18 Feburary 2019 - Windhoek, Namibia - UNODC supports countries to promote healthy lives and well-being for all at all ages, as indicated in SDG3 and its target 3.3 on ending the AIDS epidemic by 2030. UNODC also assists countries to ensure that people in prisons enjoy the same standards of health care that are available in the community and have access to necessary health care services free of charge without discrimination on the grounds of their legal status, as stated by the UN Standard Minimum Rules for the Treatment of Prisoners (the Nelson Mandela Rules).

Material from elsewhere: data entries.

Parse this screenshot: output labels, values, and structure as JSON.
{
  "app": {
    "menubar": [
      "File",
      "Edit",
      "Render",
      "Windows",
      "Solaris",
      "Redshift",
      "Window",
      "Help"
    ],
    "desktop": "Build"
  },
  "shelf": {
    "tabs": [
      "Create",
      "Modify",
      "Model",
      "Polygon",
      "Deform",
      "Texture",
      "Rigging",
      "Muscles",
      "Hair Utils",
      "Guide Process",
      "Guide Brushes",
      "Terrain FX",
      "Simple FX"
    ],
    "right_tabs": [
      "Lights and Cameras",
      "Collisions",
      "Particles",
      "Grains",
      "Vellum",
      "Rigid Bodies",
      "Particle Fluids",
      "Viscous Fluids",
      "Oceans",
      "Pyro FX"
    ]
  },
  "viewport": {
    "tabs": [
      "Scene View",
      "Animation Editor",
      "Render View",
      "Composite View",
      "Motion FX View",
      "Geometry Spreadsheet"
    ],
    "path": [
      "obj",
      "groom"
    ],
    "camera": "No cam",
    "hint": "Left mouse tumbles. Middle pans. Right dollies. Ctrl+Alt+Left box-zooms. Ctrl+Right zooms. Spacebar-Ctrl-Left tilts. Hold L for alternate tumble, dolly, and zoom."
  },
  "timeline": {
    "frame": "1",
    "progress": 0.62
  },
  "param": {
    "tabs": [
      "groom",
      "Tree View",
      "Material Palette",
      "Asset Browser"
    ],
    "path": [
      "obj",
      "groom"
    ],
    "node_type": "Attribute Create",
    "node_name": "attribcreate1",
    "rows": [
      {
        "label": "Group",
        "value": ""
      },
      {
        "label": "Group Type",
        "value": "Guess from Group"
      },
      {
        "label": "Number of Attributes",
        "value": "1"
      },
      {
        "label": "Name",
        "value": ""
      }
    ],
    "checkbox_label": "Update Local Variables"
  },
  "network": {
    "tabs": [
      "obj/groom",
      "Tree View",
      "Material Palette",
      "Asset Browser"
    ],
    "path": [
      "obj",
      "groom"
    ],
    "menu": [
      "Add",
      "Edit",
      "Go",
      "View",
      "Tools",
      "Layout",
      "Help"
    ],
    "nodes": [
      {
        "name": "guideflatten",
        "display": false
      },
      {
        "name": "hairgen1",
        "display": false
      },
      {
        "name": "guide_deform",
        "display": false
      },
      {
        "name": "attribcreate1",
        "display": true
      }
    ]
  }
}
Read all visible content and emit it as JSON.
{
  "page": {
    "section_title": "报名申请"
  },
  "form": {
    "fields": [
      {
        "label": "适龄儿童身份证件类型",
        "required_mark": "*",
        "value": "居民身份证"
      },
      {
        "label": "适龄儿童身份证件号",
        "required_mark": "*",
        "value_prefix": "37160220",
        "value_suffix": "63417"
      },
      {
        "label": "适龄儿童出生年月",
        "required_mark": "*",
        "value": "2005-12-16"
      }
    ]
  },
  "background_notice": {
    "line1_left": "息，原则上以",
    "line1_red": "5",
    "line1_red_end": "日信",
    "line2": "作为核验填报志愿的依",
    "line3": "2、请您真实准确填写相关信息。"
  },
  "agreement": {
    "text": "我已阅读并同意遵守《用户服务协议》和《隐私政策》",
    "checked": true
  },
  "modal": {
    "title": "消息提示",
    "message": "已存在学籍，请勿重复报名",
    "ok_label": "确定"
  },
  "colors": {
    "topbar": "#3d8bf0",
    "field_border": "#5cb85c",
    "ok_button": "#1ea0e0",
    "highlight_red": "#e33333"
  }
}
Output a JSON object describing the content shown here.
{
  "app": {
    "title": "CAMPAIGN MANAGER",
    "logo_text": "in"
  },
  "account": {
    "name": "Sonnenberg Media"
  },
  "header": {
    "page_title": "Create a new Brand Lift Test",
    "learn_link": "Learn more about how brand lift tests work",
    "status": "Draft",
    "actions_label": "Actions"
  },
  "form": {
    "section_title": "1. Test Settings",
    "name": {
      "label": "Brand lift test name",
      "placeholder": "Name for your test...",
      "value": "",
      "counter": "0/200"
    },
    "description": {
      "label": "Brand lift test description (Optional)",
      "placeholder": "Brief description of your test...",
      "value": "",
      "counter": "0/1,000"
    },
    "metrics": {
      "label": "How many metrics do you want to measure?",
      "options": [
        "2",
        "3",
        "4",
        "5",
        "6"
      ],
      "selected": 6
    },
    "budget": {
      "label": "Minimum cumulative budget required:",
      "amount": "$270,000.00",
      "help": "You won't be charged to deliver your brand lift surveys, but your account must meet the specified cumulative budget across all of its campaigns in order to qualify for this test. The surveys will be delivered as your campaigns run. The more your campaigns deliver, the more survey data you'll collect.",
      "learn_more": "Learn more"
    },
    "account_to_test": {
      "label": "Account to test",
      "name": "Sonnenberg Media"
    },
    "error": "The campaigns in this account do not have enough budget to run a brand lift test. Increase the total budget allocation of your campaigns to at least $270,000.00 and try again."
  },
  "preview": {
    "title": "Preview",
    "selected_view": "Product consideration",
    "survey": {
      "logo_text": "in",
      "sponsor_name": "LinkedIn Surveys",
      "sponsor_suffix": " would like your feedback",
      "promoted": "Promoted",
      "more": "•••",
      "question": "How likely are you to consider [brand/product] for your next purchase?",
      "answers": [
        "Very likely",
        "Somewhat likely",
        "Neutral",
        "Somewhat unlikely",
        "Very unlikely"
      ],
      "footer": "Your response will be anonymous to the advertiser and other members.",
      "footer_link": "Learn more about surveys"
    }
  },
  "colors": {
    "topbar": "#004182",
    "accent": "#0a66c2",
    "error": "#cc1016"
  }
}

In this context, UNODC provides technical assistance through its regional programme 'Supporting Regional Compliance with HIV, Health and Human Rights Principles for People in Prison Settings of Sub-Saharan Africa' in 10 selected Sub-Saharan African countries including Namibia. This programme, which is funded by the Swedish International Development Cooperation Agency (SIDA), aims to ensure that prison populations, especially women and adolescents in prison, have access to good quality HIV/AIDS and Sexual and Reproductive Health Services.
In Namibia, the programme implementation is timely , as the Namibian Correctional Service (NCS) is set to open a Female Centre at the Windhoek Correctional Facility in March this year, which will have capacity to host all women admitted to the NCS. This Female Centre will provide programmes for education and training, as well as a child-friendly area for children accompanying their mothers. In addition, there will also be a clinic to respond specifically to the health needs of women living in this facility. UNODC supported the acquisition of furniture and medical equipment for this health care center.
According to Commisioner-General Raphael Tuhafen Hamunyela, the NCS aspires to be Africa's leader in the provision of correctional services that are in line with international standards on the treatment of prisoners, and the support of UNODC has been much appreciated in this regard.
UNODC supported the training of prison officers in Namibia and raised the awareness of people in prisons with regard to HIV and AIDS prevention, treatment, care and support. UNODC also provided input to development of the NCS's Health Policy, as well as supported a range of other activities to strengthen the NCS's efforts to provide quality health care to people in prisons.
Continued progress on this front is expected as Commisioner-General Hamunyela emphasizes the NCS's commitment to ensuring that "prisoners have access to the same health services that are available in the community, and treatment and care is continued after release".